He fronts the media pack, waits for one camera to be adjusted and Wright, in the way of television journalists, takes the lead.
“You talk about restoring trust in the council,” says Wright. “Do you need to restore trust with the people of Auckland given the shambles that your campaign ended in last time?”
Palino: “Well look Rebecca, I wasn’t the one who was found with his pants down in the Ngati Whatua room. Next question, please.”

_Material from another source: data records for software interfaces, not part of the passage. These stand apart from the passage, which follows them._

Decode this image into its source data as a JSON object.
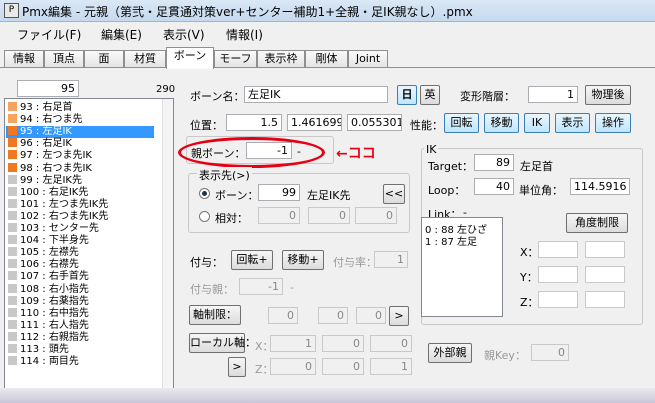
{
  "window": {
    "title": "Pmx編集 - 元親（第弐・足貫通対策ver+センター補助1+全親・足IK親なし）.pmx",
    "icon_label": "P"
  },
  "menu": [
    "ファイル(F)",
    "編集(E)",
    "表示(V)",
    "情報(I)"
  ],
  "tabs": [
    "情報",
    "頂点",
    "面",
    "材質",
    "ボーン",
    "モーフ",
    "表示枠",
    "剛体",
    "Joint"
  ],
  "active_tab": "ボーン",
  "list": {
    "selected_index": "95",
    "total": "290",
    "items": [
      {
        "text": "93 : 右足首",
        "color": "#f5a460"
      },
      {
        "text": "94 : 右つま先",
        "color": "#f5a460"
      },
      {
        "text": "95 : 左足IK",
        "color": "#f07820",
        "selected": true
      },
      {
        "text": "96 : 右足IK",
        "color": "#f07820"
      },
      {
        "text": "97 : 左つま先IK",
        "color": "#f07820"
      },
      {
        "text": "98 : 右つま先IK",
        "color": "#f07820"
      },
      {
        "text": "99 : 左足IK先",
        "color": "#c8c8c8"
      },
      {
        "text": "100 : 右足IK先",
        "color": "#c8c8c8"
      },
      {
        "text": "101 : 左つま先IK先",
        "color": "#c8c8c8"
      },
      {
        "text": "102 : 右つま先IK先",
        "color": "#c8c8c8"
      },
      {
        "text": "103 : センター先",
        "color": "#c8c8c8"
      },
      {
        "text": "104 : 下半身先",
        "color": "#c8c8c8"
      },
      {
        "text": "105 : 左襟先",
        "color": "#c8c8c8"
      },
      {
        "text": "106 : 右襟先",
        "color": "#c8c8c8"
      },
      {
        "text": "107 : 右手首先",
        "color": "#c8c8c8"
      },
      {
        "text": "108 : 右小指先",
        "color": "#c8c8c8"
      },
      {
        "text": "109 : 右薬指先",
        "color": "#c8c8c8"
      },
      {
        "text": "110 : 右中指先",
        "color": "#c8c8c8"
      },
      {
        "text": "111 : 右人指先",
        "color": "#c8c8c8"
      },
      {
        "text": "112 : 右親指先",
        "color": "#c8c8c8"
      },
      {
        "text": "113 : 頭先",
        "color": "#c8c8c8"
      },
      {
        "text": "114 : 両目先",
        "color": "#c8c8c8"
      }
    ]
  },
  "bone": {
    "name_label": "ボーン名：",
    "name_value": "左足IK",
    "lang_jp": "日",
    "lang_en": "英",
    "transform_label": "変形階層：",
    "transform_value": "1",
    "physics_after": "物理後",
    "position_label": "位置：",
    "pos_x": "1.5",
    "pos_y": "1.461699",
    "pos_z": "0.0553014",
    "perf_label": "性能：",
    "perf_rotate": "回転",
    "perf_move": "移動",
    "perf_ik": "IK",
    "perf_display": "表示",
    "perf_operate": "操作",
    "parent_label": "親ボーン：",
    "parent_value": "-1",
    "parent_dash": "-",
    "annotation": "←ココ",
    "disp_dest_label": "表示先(>)",
    "radio_bone": "ボーン：",
    "dest_value": "99",
    "dest_name": "左足IK先",
    "dest_btn": "<<",
    "radio_relative": "相対：",
    "rel_x": "0",
    "rel_y": "0",
    "rel_z": "0",
    "grant_label": "付与：",
    "grant_rotate": "回転+",
    "grant_move": "移動+",
    "grant_rate_label": "付与率：",
    "grant_rate": "1",
    "grant_parent_label": "付与親：",
    "grant_parent": "-1",
    "grant_parent_dash": "-",
    "axis_btn": "軸制限：",
    "axis_x": "0",
    "axis_y": "0",
    "axis_z": "0",
    "axis_go": ">",
    "local_btn": "ローカル軸：",
    "lx_label": "X：",
    "lx1": "1",
    "lx2": "0",
    "lx3": "0",
    "lz_label": "Z：",
    "lz_go": ">",
    "lz1": "0",
    "lz2": "0",
    "lz3": "1",
    "external_btn": "外部親",
    "parent_key_label": "親Key：",
    "parent_key": "0"
  },
  "ik": {
    "group": "IK",
    "target_label": "Target：",
    "target_value": "89",
    "target_name": "左足首",
    "loop_label": "Loop：",
    "loop_value": "40",
    "unit_label": "単位角：",
    "unit_value": "114.5916",
    "link_label": "Link：",
    "link_dash": "-",
    "angle_btn": "角度制限",
    "links": [
      "0 : 88 左ひざ",
      "1 : 87 左足"
    ],
    "x_label": "X：",
    "y_label": "Y：",
    "z_label": "Z："
  }
}
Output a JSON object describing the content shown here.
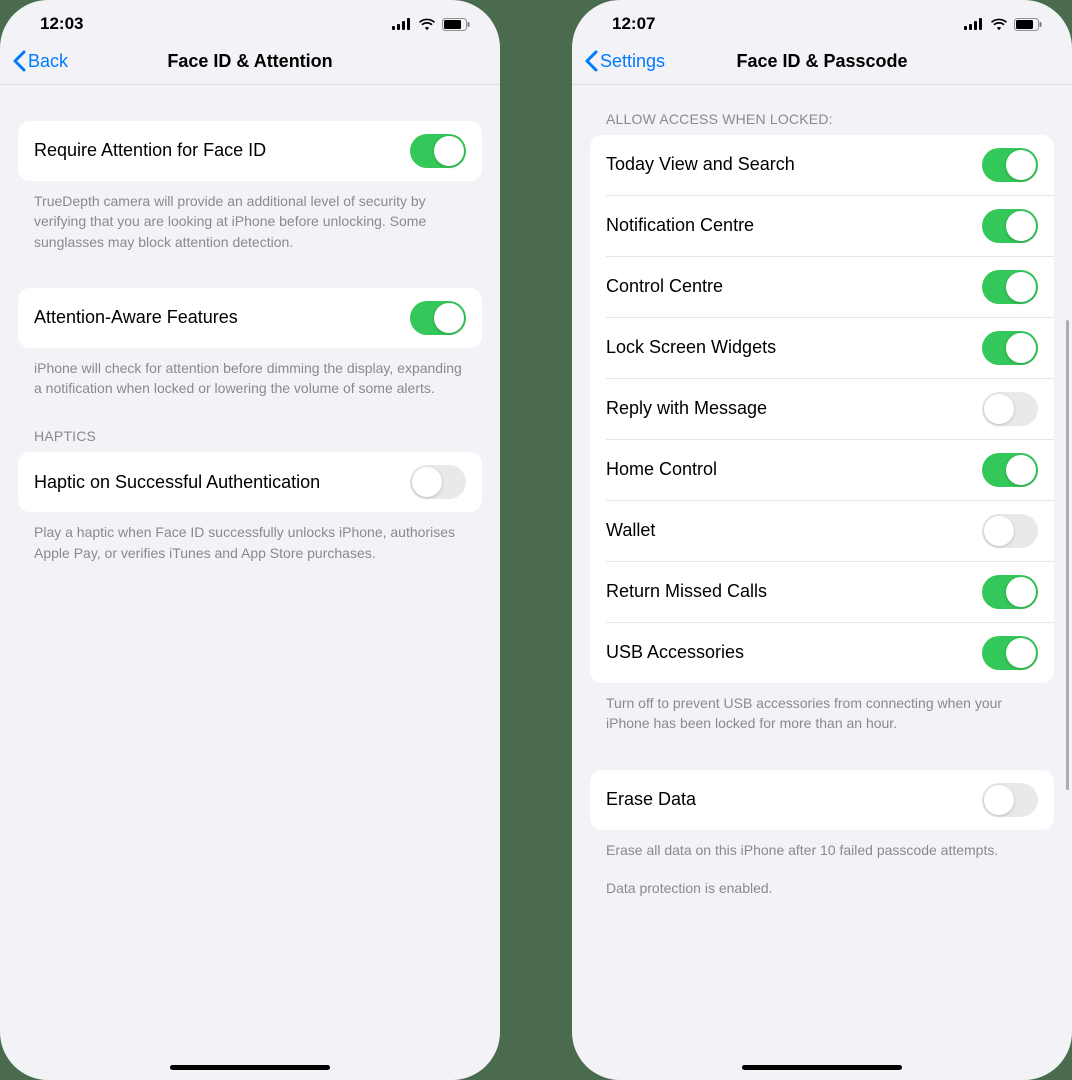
{
  "left": {
    "status": {
      "time": "12:03"
    },
    "nav": {
      "back": "Back",
      "title": "Face ID & Attention"
    },
    "items": [
      {
        "label": "Require Attention for Face ID",
        "on": true
      },
      {
        "label": "Attention-Aware Features",
        "on": true
      }
    ],
    "footer1": "TrueDepth camera will provide an additional level of security by verifying that you are looking at iPhone before unlocking. Some sunglasses may block attention detection.",
    "footer2": "iPhone will check for attention before dimming the display, expanding a notification when locked or lowering the volume of some alerts.",
    "haptics_header": "HAPTICS",
    "haptic_item": {
      "label": "Haptic on Successful Authentication",
      "on": false
    },
    "footer3": "Play a haptic when Face ID successfully unlocks iPhone, authorises Apple Pay, or verifies iTunes and App Store purchases."
  },
  "right": {
    "status": {
      "time": "12:07"
    },
    "nav": {
      "back": "Settings",
      "title": "Face ID & Passcode"
    },
    "section_header": "ALLOW ACCESS WHEN LOCKED:",
    "access_items": [
      {
        "label": "Today View and Search",
        "on": true
      },
      {
        "label": "Notification Centre",
        "on": true
      },
      {
        "label": "Control Centre",
        "on": true
      },
      {
        "label": "Lock Screen Widgets",
        "on": true
      },
      {
        "label": "Reply with Message",
        "on": false
      },
      {
        "label": "Home Control",
        "on": true
      },
      {
        "label": "Wallet",
        "on": false
      },
      {
        "label": "Return Missed Calls",
        "on": true
      },
      {
        "label": "USB Accessories",
        "on": true
      }
    ],
    "usb_footer": "Turn off to prevent USB accessories from connecting when your iPhone has been locked for more than an hour.",
    "erase": {
      "label": "Erase Data",
      "on": false
    },
    "erase_footer1": "Erase all data on this iPhone after 10 failed passcode attempts.",
    "erase_footer2": "Data protection is enabled."
  }
}
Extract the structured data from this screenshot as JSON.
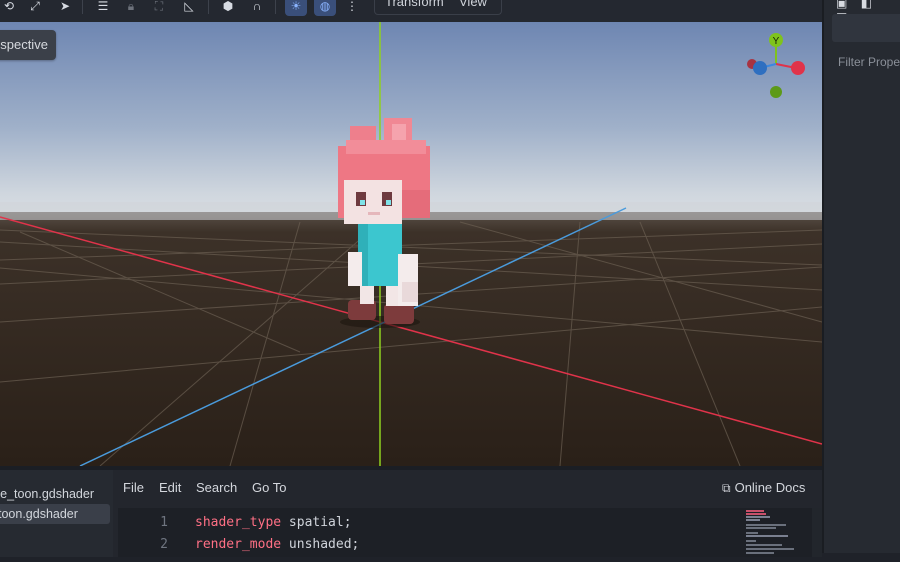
{
  "toolbar": {
    "icons": [
      "rotate-icon",
      "move-icon",
      "select-pointer-icon",
      "list-select-icon",
      "lock-icon",
      "group-icon",
      "ruler-icon",
      "cube-icon",
      "snap-icon",
      "sun-icon",
      "globe-icon",
      "more-icon"
    ],
    "menus": [
      "Transform",
      "View"
    ]
  },
  "viewport": {
    "view_mode_label": "Perspective",
    "gizmo": {
      "y_label": "Y",
      "x_color": "#e0334a",
      "y_color": "#7fc31c",
      "z_color": "#3a88e0"
    },
    "colors": {
      "x_axis": "#e0334a",
      "y_axis": "#8fd11f",
      "z_axis": "#4a9bdc",
      "sky_top": "#6e86b2",
      "horizon": "#d6dce3",
      "ground": "#2b2119"
    }
  },
  "right_dock": {
    "filter_placeholder": "Filter Properties"
  },
  "bottom_panel": {
    "files": [
      {
        "name": "cube_toon.gdshader",
        "selected": false
      },
      {
        "name": "toon.gdshader",
        "selected": true
      }
    ],
    "menu": [
      "File",
      "Edit",
      "Search",
      "Go To"
    ],
    "online_docs": "Online Docs",
    "code": [
      {
        "line": "1",
        "keyword": "shader_type",
        "value": "spatial;"
      },
      {
        "line": "2",
        "keyword": "render_mode",
        "value": "unshaded;"
      }
    ]
  }
}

And so it begins. Journalists want to know why Palino is using the dark presence of political operative Simon Lusk as his campaign chief; why Cameron Slater of Whaleoil set up an interview for him in the Sunday Star-Times, who approached whom to work on this gig, where is Luigi Wewege, the campaign worker who courted Bevan Chuang as go-between, and lots more about dirty, dirty politics.
At first Palino is forced smiles and hands-up exasperation but within minutes his smile is upside down and a sudden bellicosity appears. “I don’t need to lower myself to the dogfight you people want.”
Stabbing the air and waving his arms he challenges journalists: “You wanna talk about dirty politics, I’ll tell you about dirty politics”, before offering the view that Len Brown’s team told the media back then that Palino’s people had been involved.
His one-on-one discussion with Chuang before the big scandal broke was actually a chance meeting in which they discussed “opening a Chinese restaurant”. (Chuang later tweeted simply: “The Story keeps changing”). Orsman asks drily: “Why would you have that talk in a car at Mission Bay at 10 o’clock at night?”
The continuing questions on Lusk and Whaleoil – on who is calling the tune in this campaign – provoke a “Whaleoil is not working for me. Why do you keep saying that?” He organised an interview. Would Palino object if he organised more interviews? No answer.
Harman asks if the Palino campaign might go after Michelle Boag, National identity and backer of centre-right mayoral rival Victoria Crone. Of course not. “We will not be running a smear campaign.”
After minutes of this, Palino gets shouty. His voice cracks and he points out at the crowd. “I care about these people,” he says, and proceeds to list the problems of those hurting in the south and other parts of Auckland. “I don’t play dirty,” he adds, looking towards Wright and asking, “What ya looking at me like that for, Rebecca?”
By this time some of the crowd have moved over behind the media pack, gasping at the impertinence and mumbling about not buying any media again. They erupt in applause when the candidate regathers himself and grabs on to his anti-corruption plank.
“There is an awful lot of corruption in this town. If you want somebody to get rid of it…” More applause. He recalls an outrageously expensive public toilet, $15,000 for a plumbing job or something, as an example of the city being bled dry. Fisher, of the Herald, asks if he can reveal the name of the corrupt plumber. Jeers. But Fisher persists. The plumber who committed this act, does Palino have his name. “You’re the reporter, you find out,” one man heckles. “Wood from the neck-up,” chimes in another.
Orsman asks how he rates his chances. Harman wants to know if he’s talked to the National Party, warned the Crone camp he’s entering the fray. The ever calm Todd Niall asks hard questions about the aftermath of 2013 in that low-key and measured way that for a time de-powers the palpable Palino tension. Hosking (the greater) grins enigmatically.
It’s hard not to suspect Palino planned to hit out, to look tough and to play the anti-media line. He probably didn’t expect to have to do it for the entire presser or to open his campaign talking about Len Brown’s bare arse.
Towards the end, he implores the media to stop looking in the rear vision mirror. “We need to be looking in the front-vision mirror.”
The presser concludes and Palino retreats to the rear of the cafe briefly before joining Maori TV for a one-on-one interview. Other media sidle off, one TV cameraman gazing warily beyond the foliage of the garden centre, just in case a posse of angry Palino fans is lying in wait.